- **The problem**
Everything in the listing below needs to be returned word for word.

- **Information shown**
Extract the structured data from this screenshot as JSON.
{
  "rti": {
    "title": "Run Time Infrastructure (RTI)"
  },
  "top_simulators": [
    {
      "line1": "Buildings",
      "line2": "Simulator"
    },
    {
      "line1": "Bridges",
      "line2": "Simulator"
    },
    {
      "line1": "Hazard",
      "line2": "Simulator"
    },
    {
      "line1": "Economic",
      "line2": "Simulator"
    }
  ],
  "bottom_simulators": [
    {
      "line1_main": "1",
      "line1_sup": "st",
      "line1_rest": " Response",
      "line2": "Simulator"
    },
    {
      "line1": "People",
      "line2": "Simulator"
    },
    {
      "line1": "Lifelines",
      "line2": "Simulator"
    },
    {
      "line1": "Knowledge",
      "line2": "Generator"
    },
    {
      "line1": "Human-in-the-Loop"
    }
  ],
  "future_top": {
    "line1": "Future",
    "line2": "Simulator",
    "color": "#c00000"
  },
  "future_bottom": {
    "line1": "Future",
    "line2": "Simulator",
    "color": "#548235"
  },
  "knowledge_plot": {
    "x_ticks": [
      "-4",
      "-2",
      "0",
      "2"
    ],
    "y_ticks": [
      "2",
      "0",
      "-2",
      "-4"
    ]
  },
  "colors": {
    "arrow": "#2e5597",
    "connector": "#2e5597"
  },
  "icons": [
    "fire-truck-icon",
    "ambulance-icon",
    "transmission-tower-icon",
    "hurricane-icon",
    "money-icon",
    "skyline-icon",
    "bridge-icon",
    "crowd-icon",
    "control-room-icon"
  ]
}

- **Output**
Extract the structured data from this screenshot as JSON.
{
  "rti": {
    "title": "Run Time Infrastructure (RTI)"
  },
  "top_simulators": [
    {
      "line1": "Buildings",
      "line2": "Simulator"
    },
    {
      "line1": "Bridges",
      "line2": "Simulator"
    },
    {
      "line1": "Hazard",
      "line2": "Simulator"
    },
    {
      "line1": "Economic",
      "line2": "Simulator"
    }
  ],
  "bottom_simulators": [
    {
      "line1_main": "1",
      "line1_sup": "st",
      "line1_rest": " Response",
      "line2": "Simulator"
    },
    {
      "line1": "People",
      "line2": "Simulator"
    },
    {
      "line1": "Lifelines",
      "line2": "Simulator"
    },
    {
      "line1": "Knowledge",
      "line2": "Generator"
    },
    {
      "line1": "Human-in-the-Loop"
    }
  ],
  "future_top": {
    "line1": "Future",
    "line2": "Simulator",
    "color": "#c00000"
  },
  "future_bottom": {
    "line1": "Future",
    "line2": "Simulator",
    "color": "#548235"
  },
  "knowledge_plot": {
    "x_ticks": [
      "-4",
      "-2",
      "0",
      "2"
    ],
    "y_ticks": [
      "2",
      "0",
      "-2",
      "-4"
    ]
  },
  "colors": {
    "arrow": "#2e5597",
    "connector": "#2e5597"
  },
  "icons": [
    "fire-truck-icon",
    "ambulance-icon",
    "transmission-tower-icon",
    "hurricane-icon",
    "money-icon",
    "skyline-icon",
    "bridge-icon",
    "crowd-icon",
    "control-room-icon"
  ]
}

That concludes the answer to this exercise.